The problem: Which lines below contain the word "title"? Copy each one.
+++
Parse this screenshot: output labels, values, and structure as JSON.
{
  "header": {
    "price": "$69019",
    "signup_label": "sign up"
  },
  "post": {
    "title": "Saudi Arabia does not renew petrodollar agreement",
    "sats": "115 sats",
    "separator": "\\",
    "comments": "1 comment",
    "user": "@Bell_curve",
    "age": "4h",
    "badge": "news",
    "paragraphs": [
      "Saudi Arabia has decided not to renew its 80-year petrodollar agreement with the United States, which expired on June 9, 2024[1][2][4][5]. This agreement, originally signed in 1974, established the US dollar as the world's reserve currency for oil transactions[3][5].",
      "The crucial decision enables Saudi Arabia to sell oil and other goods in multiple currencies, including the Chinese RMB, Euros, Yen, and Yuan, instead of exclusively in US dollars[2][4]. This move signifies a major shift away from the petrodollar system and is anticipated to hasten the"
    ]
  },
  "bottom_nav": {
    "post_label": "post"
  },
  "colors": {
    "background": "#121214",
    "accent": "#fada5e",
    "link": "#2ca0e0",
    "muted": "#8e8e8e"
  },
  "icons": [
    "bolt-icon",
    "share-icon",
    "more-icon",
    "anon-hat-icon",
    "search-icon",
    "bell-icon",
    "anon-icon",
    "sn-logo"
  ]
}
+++
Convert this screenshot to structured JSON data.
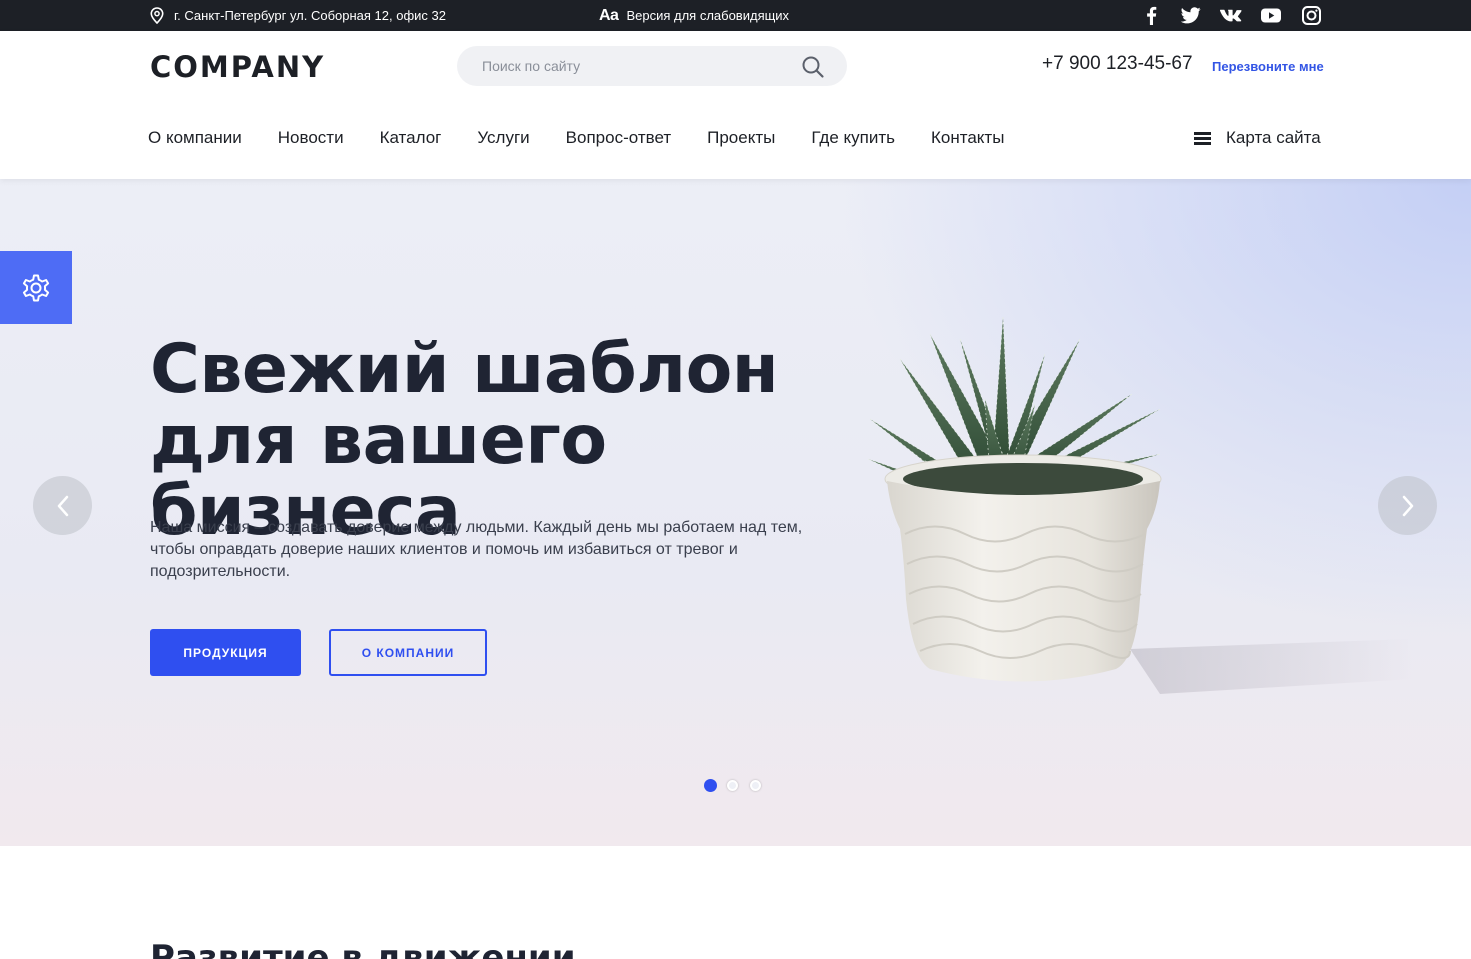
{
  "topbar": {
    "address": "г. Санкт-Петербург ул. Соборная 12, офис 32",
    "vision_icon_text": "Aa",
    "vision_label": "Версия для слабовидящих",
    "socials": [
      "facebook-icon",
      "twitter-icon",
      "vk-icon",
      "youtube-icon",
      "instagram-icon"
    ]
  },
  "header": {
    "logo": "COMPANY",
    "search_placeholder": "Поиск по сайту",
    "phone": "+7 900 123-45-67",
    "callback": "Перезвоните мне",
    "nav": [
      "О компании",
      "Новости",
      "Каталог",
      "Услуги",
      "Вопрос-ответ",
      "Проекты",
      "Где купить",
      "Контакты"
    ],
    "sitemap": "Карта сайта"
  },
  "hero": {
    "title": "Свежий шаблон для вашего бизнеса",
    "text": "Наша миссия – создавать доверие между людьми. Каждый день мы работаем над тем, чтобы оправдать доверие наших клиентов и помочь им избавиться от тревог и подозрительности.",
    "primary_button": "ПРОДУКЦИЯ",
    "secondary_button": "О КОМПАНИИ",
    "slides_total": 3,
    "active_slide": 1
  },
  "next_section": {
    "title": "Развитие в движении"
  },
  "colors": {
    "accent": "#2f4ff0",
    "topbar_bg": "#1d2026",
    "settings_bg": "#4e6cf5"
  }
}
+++
Answer below:
    "title": "Saudi Arabia does not renew petrodollar agreement",
    "title": "Свежий шаблон для вашего бизнеса",
    "title": "Развитие в движении"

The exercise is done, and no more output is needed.